Yes, the reason is that you must sure that x+y is not zero and a negative when you divide or multiple two sides of the inequataion by a variable

(x-y)/(x+y) - 1 = - 2y/(x+y) >0 1. if y<0 and x>-y, ok -2y/(x+y) >0. For example: y<0 so y = -2, x >-y so x> 2 or x = 3. Therefore, -2*(-2)/(3-2) = 4>0

2. if y<0 and x<-y, -2y/(x+y) <0. For example: y=-2, x<-y so x<2 so x = 1. Therefore, -2*(-2)/(1-2) = -4<0

Re: Is (x-y)/(x+y) > 1? [#permalink]
20 Feb 2008, 11:00

Sorry, I'm not totally understanding ppl's responses. Are you saying that the condition x!=-y proves that x-y = -2y?, because I'm not sure that that follows...

Here's how I did it:

(1) if x>0 then y<0. We know x cannot be 1 or 2, since 1! =1 and 2!=2 and this would cause the denominator (x+y) to be zero. In the expression (x-y)/(x+y), the numerator should always be positive (pos - neg), and the denominator will always be negative, i.e. if x=3, y=-(3*2*1)=-6, and 3+(-6)<0. So this establishes that the expression is always negative and therefore not >1. suff.

(2) if y<0 then x>0. Again, x cannot be 1 or 2 without the denominator blowing up. Same situation as before, numerator is always positive and denominator is always negative. suff.

Re: Is (x-y)/(x+y) > 1? [#permalink]
20 Feb 2008, 12:29

prasannar wrote:

It is a clear E

Let us take values

x y -> first case x =2,y=-1 3/1 is > 1 true

second case x=1,y=-3 now 4/-2 =-2

so the answer is a clear E

and for problems where you can take specific values, I would always go for them

regards, Pras

Also X! = -Y, which means the value of X and Y have to such that X! will be equal to Y. As per St1 X> 0, hence X! can't be -ve. that means the value of Y has to be -ve, so as to compensate for the other minus.

Re: Is (x-y)/(x+y) > 1? [#permalink]
20 Feb 2008, 12:36

jjaspirant wrote:

If x!= -y, is (x-y)/(x+y) > 1?

1. x>0 2. y<0 [Edit: Made a mistake posting it previously - its y<0 not y>0)

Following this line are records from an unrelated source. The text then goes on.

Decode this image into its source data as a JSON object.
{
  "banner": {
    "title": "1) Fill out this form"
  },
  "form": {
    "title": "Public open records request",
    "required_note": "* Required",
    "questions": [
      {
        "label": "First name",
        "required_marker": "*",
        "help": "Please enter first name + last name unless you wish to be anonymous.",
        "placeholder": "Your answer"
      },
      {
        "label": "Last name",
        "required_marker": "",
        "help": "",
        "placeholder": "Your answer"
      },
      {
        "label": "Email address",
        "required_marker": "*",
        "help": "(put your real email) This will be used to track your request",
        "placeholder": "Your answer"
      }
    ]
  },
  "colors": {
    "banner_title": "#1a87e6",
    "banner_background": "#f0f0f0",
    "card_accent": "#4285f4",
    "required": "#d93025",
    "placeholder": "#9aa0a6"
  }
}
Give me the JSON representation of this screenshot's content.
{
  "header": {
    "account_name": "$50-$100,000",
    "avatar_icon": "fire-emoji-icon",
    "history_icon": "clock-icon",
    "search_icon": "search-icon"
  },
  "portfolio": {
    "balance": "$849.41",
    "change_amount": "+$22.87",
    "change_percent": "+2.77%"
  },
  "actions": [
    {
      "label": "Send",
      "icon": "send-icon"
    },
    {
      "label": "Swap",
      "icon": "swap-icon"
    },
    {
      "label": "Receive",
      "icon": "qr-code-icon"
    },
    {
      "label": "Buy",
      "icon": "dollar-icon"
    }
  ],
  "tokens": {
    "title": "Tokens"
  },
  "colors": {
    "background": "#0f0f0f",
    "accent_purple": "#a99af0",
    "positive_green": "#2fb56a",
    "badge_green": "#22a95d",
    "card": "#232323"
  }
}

Answer is E in the Official Guide.

I tried solving it by reducing (x-y)/(x+y) > 1 to 2y<0

In this case, I only have to check if y<0. But this is not the way to solve it. Could someone tell me why. The official guide answer uses substitution of numbers.

The answer has to be A.

As per St1: x > 0 and also x! = -y, since x > 0 ==> x! > 0, Hence y has to be -ve.

Now putting this info into the equation (x - (y) ==> x + y will be > 0. and (x + y) (given y is -ve , from our calculation) will of course be less than x - y, This will lead to (x - y) / (x + y) > 1

Re: Is (x-y)/(x+y) > 1? [#permalink]
20 Feb 2008, 14:50

If x+y > 0, (x-y)/(x+y) > 1 iff x -y > x + y i.e. y < 0. (2) gives us this information, but even with (1), we do not know that x + y > 0. Together not sufficient

Re: Is (x-y)/(x+y) > 1? [#permalink]
21 Feb 2008, 01:26

Given: If both x and y are greater than 0, then we can simplify the solution. But, with the given question stem, let’s evaluate: 1. x > 0 does not provide any clue that y < 0 not sufficient 2. y < 0 does not provide any clue for x – not sufficient Both 1 and 2: x = 1 Y = -5 (x-y)/(x+y) < 1

On the other hand: X = 5 Y = -1 (x-y)/(x+y) > 1

Two different values – not sufficient Answer: E

gmatclubot

Re: Is (x-y)/(x+y) > 1?
[#permalink]
21 Feb 2008, 01:26

For my Cambridge essay I have to write down by short and long term career objectives as a part of the personal statement. Easy enough I said, done it...